Copy out the listing that follows in its entirety, keeping it exactly the same.

*** WORKING DATA ***

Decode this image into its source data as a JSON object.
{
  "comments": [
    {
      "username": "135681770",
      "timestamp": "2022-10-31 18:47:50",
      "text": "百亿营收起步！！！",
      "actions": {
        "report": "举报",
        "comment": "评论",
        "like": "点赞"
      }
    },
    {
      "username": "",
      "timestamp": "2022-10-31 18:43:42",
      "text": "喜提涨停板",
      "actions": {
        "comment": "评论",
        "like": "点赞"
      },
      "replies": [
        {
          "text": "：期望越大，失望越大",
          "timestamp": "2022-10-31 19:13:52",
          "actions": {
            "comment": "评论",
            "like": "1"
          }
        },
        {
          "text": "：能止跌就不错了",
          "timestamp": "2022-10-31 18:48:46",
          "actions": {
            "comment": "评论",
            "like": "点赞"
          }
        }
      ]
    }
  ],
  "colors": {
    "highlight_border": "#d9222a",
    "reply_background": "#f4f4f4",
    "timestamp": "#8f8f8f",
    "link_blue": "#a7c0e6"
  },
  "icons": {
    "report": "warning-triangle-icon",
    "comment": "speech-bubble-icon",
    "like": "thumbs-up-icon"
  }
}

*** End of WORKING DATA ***

--- RESULT OF THE EXERCISE ---
Decode this image into its source data as a JSON object.
{
  "comments": [
    {
      "username": "135681770",
      "timestamp": "2022-10-31 18:47:50",
      "text": "百亿营收起步！！！",
      "actions": {
        "report": "举报",
        "comment": "评论",
        "like": "点赞"
      }
    },
    {
      "username": "",
      "timestamp": "2022-10-31 18:43:42",
      "text": "喜提涨停板",
      "actions": {
        "comment": "评论",
        "like": "点赞"
      },
      "replies": [
        {
          "text": "：期望越大，失望越大",
          "timestamp": "2022-10-31 19:13:52",
          "actions": {
            "comment": "评论",
            "like": "1"
          }
        },
        {
          "text": "：能止跌就不错了",
          "timestamp": "2022-10-31 18:48:46",
          "actions": {
            "comment": "评论",
            "like": "点赞"
          }
        }
      ]
    }
  ],
  "colors": {
    "highlight_border": "#d9222a",
    "reply_background": "#f4f4f4",
    "timestamp": "#8f8f8f",
    "link_blue": "#a7c0e6"
  },
  "icons": {
    "report": "warning-triangle-icon",
    "comment": "speech-bubble-icon",
    "like": "thumbs-up-icon"
  }
}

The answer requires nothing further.